About two years ago, my on-line writer friends and I decided to move from critiquing each others works online and create an internet show about author topics.
Shortly thereafter, we decided to attend a writing conference together in Florida
Because it was in Florida. Where the hell else would we go?
We ultimately ALL THREE became presenters at that very same conference a year later – but the value of attending that first one wasn’t lost on me or my friends.
They both wrote about it:
And they both said something that struck me.
I was expecting them to say the FWA conference was more geared towards newer writers. It is. That’s why, as experienced writers, we applied to and became presenters the following year. (Not just because anybody can, but because we had learned things over our writing years to share to newer writers.) I will be presenting again this year.
The big take away that I didn’t expect and that I totally benefited from was…
…well, I’ll let them tell you.
Writers need to interact with their tribe.
We writers tend to be solitary creatures, and most of us are happy to stay that way. But in the interest of developing our craft and moving forward in our chosen careers, we have to get out there and talk to other writers. Network. Find out what works for them. Doing so can bring focus to your own goals – so know what those are going in! It can be figuring out what publication path to take, how to find an editor, how to develop a story, or how to increase sales, among a myriad of other possibilities.
The bottom line is this: even if all of the workshops were boring or beneath you or spoken in a foreign language, there is value in connecting with others.
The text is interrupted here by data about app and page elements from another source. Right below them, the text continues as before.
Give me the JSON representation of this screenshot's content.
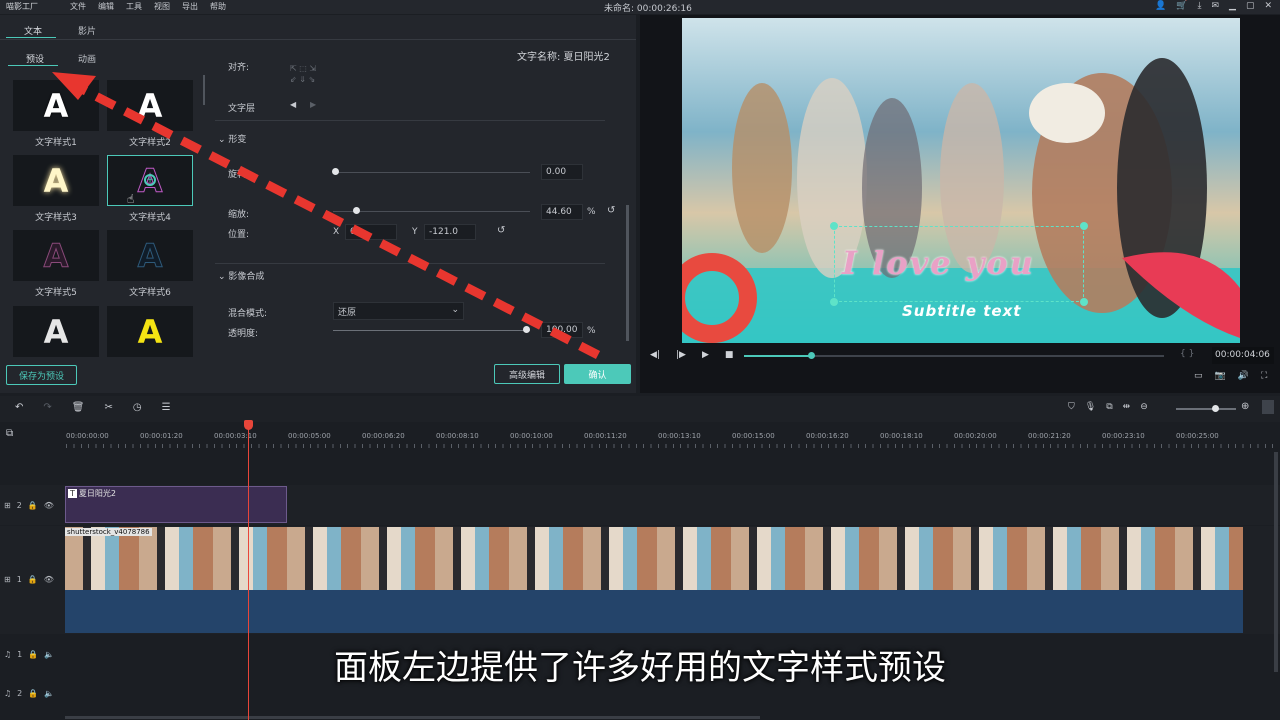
{
  "app": {
    "logo_text": "喵影工厂",
    "menu": [
      "文件",
      "编辑",
      "工具",
      "视图",
      "导出",
      "帮助"
    ],
    "project_title": "未命名: 00:00:26:16"
  },
  "left_panel": {
    "tabs": [
      "文本",
      "影片"
    ],
    "subtabs": [
      "预设",
      "动画"
    ],
    "text_name_label": "文字名称: 夏日阳光2",
    "styles": [
      {
        "label": "文字样式1",
        "letter": "A",
        "color": "#ffffff"
      },
      {
        "label": "文字样式2",
        "letter": "A",
        "color": "#ffffff"
      },
      {
        "label": "文字样式3",
        "letter": "A",
        "color": "#fff6c8"
      },
      {
        "label": "文字样式4",
        "letter": "A",
        "color": "#7a2a7e"
      },
      {
        "label": "文字样式5",
        "letter": "A",
        "color": "#4a2a4a"
      },
      {
        "label": "文字样式6",
        "letter": "A",
        "color": "#1d3b52"
      },
      {
        "label": "",
        "letter": "A",
        "color": "#e6e6e6"
      },
      {
        "label": "",
        "letter": "A",
        "color": "#f4e313"
      }
    ],
    "align_label": "对齐:",
    "layer_label": "文字层",
    "transform_header": "形变",
    "rotate_label": "旋转:",
    "rotate_value": "0.00",
    "scale_label": "缩放:",
    "scale_value": "44.60",
    "scale_unit": "%",
    "position_label": "位置:",
    "pos_x_label": "X",
    "pos_x_value": "0",
    "pos_y_label": "Y",
    "pos_y_value": "-121.0",
    "composite_header": "影像合成",
    "blend_label": "混合模式:",
    "blend_value": "还原",
    "opacity_label": "透明度:",
    "opacity_value": "100.00",
    "opacity_unit": "%",
    "save_preset": "保存为预设",
    "advanced_edit": "高级编辑",
    "confirm": "确认"
  },
  "preview": {
    "title_text": "I love you",
    "subtitle_text": "Subtitle text",
    "timecode": "00:00:04:06",
    "progress": 0.16
  },
  "timeline": {
    "ruler": [
      "00:00:00:00",
      "00:00:01:20",
      "00:00:03:10",
      "00:00:05:00",
      "00:00:06:20",
      "00:00:08:10",
      "00:00:10:00",
      "00:00:11:20",
      "00:00:13:10",
      "00:00:15:00",
      "00:00:16:20",
      "00:00:18:10",
      "00:00:20:00",
      "00:00:21:20",
      "00:00:23:10",
      "00:00:25:00"
    ],
    "text_clip": "夏日阳光2",
    "video_clip": "shutterstock_v4078786",
    "tracks": [
      "2",
      "1",
      "1",
      "2"
    ]
  },
  "caption": "面板左边提供了许多好用的文字样式预设",
  "colors": {
    "accent": "#4cc9b9",
    "arrow": "#e8362f",
    "playhead": "#e8463a"
  }
}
We don’t work in a central place like other professions. This is a chance to do that. Connect and learn from each other.
– Allison Maruska (emphasis mine)
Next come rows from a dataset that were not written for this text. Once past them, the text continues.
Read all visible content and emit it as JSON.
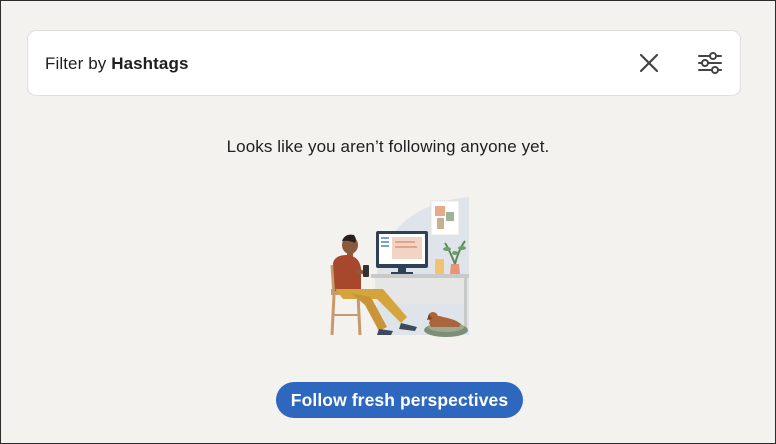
{
  "filter": {
    "prefix": "Filter by",
    "value": "Hashtags",
    "close_icon": "close-icon",
    "settings_icon": "sliders-icon"
  },
  "empty_state": {
    "message": "Looks like you aren’t following anyone yet.",
    "illustration": "person-at-desk-with-dog-illustration"
  },
  "cta": {
    "label": "Follow fresh perspectives"
  },
  "colors": {
    "background": "#f3f2ef",
    "card": "#ffffff",
    "button": "#2e67be",
    "button_text": "#ffffff",
    "text": "#1f1f1f"
  }
}
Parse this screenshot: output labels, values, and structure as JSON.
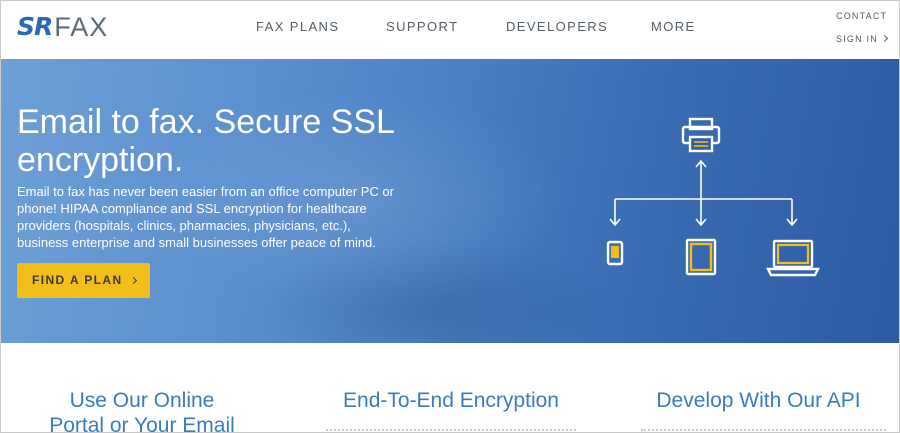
{
  "header": {
    "logo": {
      "mark": "SR",
      "word": "FAX"
    },
    "nav": [
      {
        "label": "FAX PLANS"
      },
      {
        "label": "SUPPORT"
      },
      {
        "label": "DEVELOPERS"
      },
      {
        "label": "MORE"
      }
    ],
    "utility": {
      "contact": "CONTACT",
      "sign_in": "SIGN IN"
    }
  },
  "hero": {
    "title": "Email to fax. Secure SSL encryption.",
    "description": "Email to fax has never been easier from an office computer PC or phone! HIPAA compliance and SSL encryption for healthcare providers (hospitals, clinics, pharmacies, physicians, etc.), business enterprise and small businesses offer peace of mind.",
    "cta_label": "FIND A PLAN",
    "icons": [
      "printer-icon",
      "phone-icon",
      "tablet-icon",
      "laptop-icon"
    ]
  },
  "features": [
    {
      "title_line1": "Use Our Online",
      "title_line2": "Portal or Your Email"
    },
    {
      "title_line1": "End-To-End Encryption"
    },
    {
      "title_line1": "Develop With Our API"
    }
  ],
  "colors": {
    "brand_blue": "#2a68b1",
    "accent_yellow": "#f2be1a",
    "heading_blue": "#3b7cc0"
  }
}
By the time the end of the weekend rolled around, I found that I benefited greatly from the very act of immersing myself in author culture. As writers, we are responsible for plugging our own work. At first, we’re the only person who CAN. It’s hard in the beginning. But, when you surround yourself with like-minded authory individuals . . . it gets easier. Because of the conference, I was able to identify a weakness–talking about Old Souls–and overcome it. I learned the importance of talking about my book with finesse…
Looking back, I don’t think attending a writers conference is crucial to authorly growth. But, talking to other writers is 100%, absolutely essential. It’s important to surround yourself with people who have attained the kind of career you want. So, find a place where you can submerge yourself in a pool of writerly kinship.
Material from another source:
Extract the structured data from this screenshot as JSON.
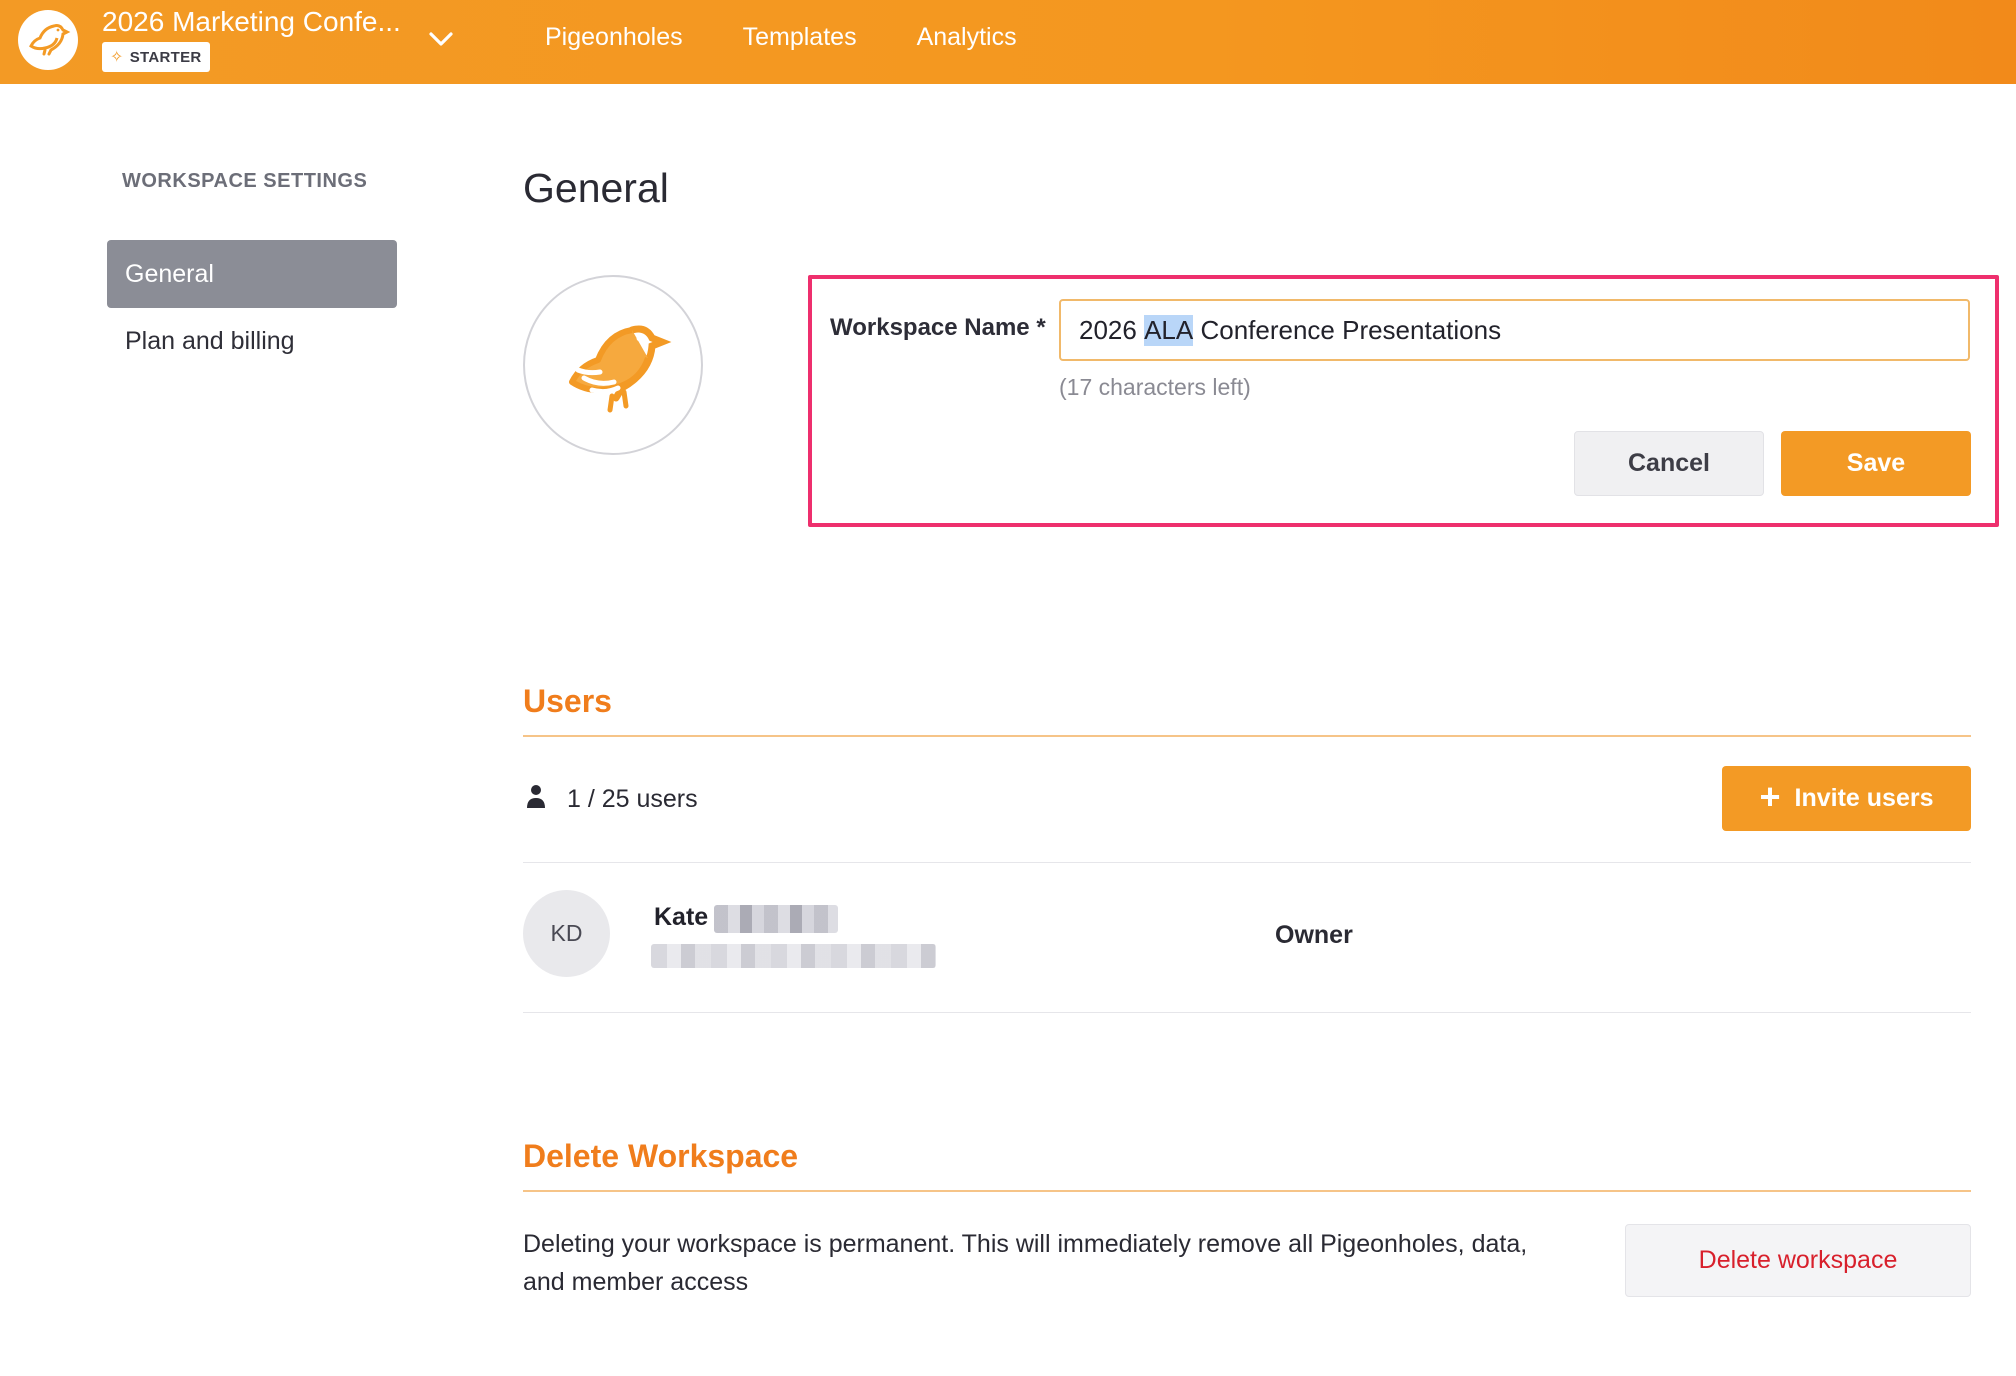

– J. A. Allen (again, emphasis mine)
There’s a HUGE benefit from immersing yourself in the writing culture with other people who are also trying to achieve writing goals.
I can’t emphasize it enough.
This past week or two, after presenting at a FWA “Focus Day,” I’ve gotten several requests for additional information from people I met there. About six now, I think.
I’m happy to help.
And one of the biggest things I can tell you is: you need to attend one of these.
Here’s the one in October, which I’ll be presenting at again this year, but if you can’t come to Florida (and really, if you can’t, you need to rethink your priorities) then find one in New Orleans or California Wine Country. Get to one that’s a Focus Day or even an online webinar.
Jenny, Allison – let’s find another one to go to! Anne Marie, what’s happening in ‘Nawlins soon?
They all help, so find one and go to it.
Write a post about what you learned and we’ll run it here.
And seriously: writing doesn’t have to be a solitary experience. Use the tools that are available to you and learn all the things faster.